the bench, fidgeted with the vise, drummed his fingers, whistled, and
finally thrust his hands in his pockets and dropped on his feet.
"Look here, Arvie!" he said in low, hurried tones. "Keep close to
me goin' out to-night, 'n' if any of the other chaps touches yer or
says anything to yer I'll hit 'em!"
Then he swung himself round the corner of a carriage "body" and was
Arvie was late out of the shop that evening. His boss was a
sub-contractor for the coach-painting, and always tried to find twenty
minutes' work for his boys just about five or ten minutes before the
bell rang. He employed boys because they were cheap and he had a lot
of rough work, and they could get under floors and "bogies" with their
pots and brushes, and do all the "priming" and paint the trucks. His

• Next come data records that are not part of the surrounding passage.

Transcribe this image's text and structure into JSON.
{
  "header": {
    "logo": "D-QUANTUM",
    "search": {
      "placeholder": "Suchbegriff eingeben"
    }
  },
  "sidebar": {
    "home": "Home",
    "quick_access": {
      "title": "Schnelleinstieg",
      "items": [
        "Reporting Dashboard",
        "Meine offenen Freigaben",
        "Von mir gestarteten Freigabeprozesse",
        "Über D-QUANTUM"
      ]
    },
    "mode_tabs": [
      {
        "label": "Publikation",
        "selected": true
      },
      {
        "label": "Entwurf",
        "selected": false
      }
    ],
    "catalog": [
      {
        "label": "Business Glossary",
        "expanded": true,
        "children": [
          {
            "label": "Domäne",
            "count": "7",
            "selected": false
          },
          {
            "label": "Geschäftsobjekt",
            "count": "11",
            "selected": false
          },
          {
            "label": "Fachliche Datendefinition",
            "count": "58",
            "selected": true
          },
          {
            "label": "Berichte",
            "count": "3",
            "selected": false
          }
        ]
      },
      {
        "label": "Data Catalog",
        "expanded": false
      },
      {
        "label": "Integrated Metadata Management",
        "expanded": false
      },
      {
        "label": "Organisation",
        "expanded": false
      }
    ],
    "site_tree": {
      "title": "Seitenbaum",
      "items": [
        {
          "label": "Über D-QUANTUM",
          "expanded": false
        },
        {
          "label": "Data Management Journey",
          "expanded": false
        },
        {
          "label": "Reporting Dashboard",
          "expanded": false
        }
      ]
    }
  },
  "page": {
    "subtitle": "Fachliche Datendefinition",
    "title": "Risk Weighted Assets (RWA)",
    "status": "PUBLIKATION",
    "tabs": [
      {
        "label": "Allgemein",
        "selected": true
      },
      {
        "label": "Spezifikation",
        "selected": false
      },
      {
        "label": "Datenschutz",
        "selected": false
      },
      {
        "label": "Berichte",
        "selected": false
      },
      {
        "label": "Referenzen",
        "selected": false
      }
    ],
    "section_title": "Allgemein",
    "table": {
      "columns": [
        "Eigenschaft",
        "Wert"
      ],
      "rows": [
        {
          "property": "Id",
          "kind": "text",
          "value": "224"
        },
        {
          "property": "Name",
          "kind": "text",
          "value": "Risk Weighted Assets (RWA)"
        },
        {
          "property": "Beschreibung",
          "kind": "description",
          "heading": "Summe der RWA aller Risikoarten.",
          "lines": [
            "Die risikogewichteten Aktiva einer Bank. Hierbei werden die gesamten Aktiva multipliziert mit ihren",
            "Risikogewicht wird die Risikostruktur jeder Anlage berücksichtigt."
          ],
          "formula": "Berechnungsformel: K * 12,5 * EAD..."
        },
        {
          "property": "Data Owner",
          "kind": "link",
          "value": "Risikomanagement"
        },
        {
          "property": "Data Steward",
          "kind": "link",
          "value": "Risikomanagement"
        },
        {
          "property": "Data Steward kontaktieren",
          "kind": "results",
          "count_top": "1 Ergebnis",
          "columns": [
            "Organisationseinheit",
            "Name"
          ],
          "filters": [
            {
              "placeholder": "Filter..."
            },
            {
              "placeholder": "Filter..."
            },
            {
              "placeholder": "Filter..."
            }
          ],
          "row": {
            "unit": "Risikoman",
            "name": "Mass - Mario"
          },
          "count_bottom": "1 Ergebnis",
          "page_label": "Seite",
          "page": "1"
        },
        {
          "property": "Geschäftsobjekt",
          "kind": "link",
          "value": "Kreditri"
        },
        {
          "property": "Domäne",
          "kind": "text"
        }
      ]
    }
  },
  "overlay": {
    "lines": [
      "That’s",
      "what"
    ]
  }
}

name was Collins, and the boys were called "Collins' Babies". It was
a joke in the shop that he had a "weaning" contract. The boys were
all "over fourteen", of course, because of the Education Act. Some
were nine or ten — wages from five shillings to ten shillings. It
didn't matter to Grinder Brothers so long as the contracts were
completed and the dividends paid. Collins preached in the park every
Sunday. But this has nothing to do with the story.
When Arvie came out it was beginning to rain and the hands had all
gone except Bill, who stood with his back to a verandah-post,
spitting with very fair success at the ragged toe of one boot. He
looked up, nodded carelessly at Arvie, and then made a dive for a
passing lorry, on the end of which he disappeared round the next
corner, unsuspected by the driver, who sat in front with his pipe in
his mouth and a bag over his shoulders.
Arvie started home with his heart and mind pretty full, and a
stronger, stranger aversion to ever going back to the shop again.
This new, unexpected, and unsought-for friendship embarrassed the
poor lonely child. It wasn't welcome.
But he never went back. He got wet going home, and that night he
was a dying child. He had been ill all the time, and Collins was one
"baby" short next day.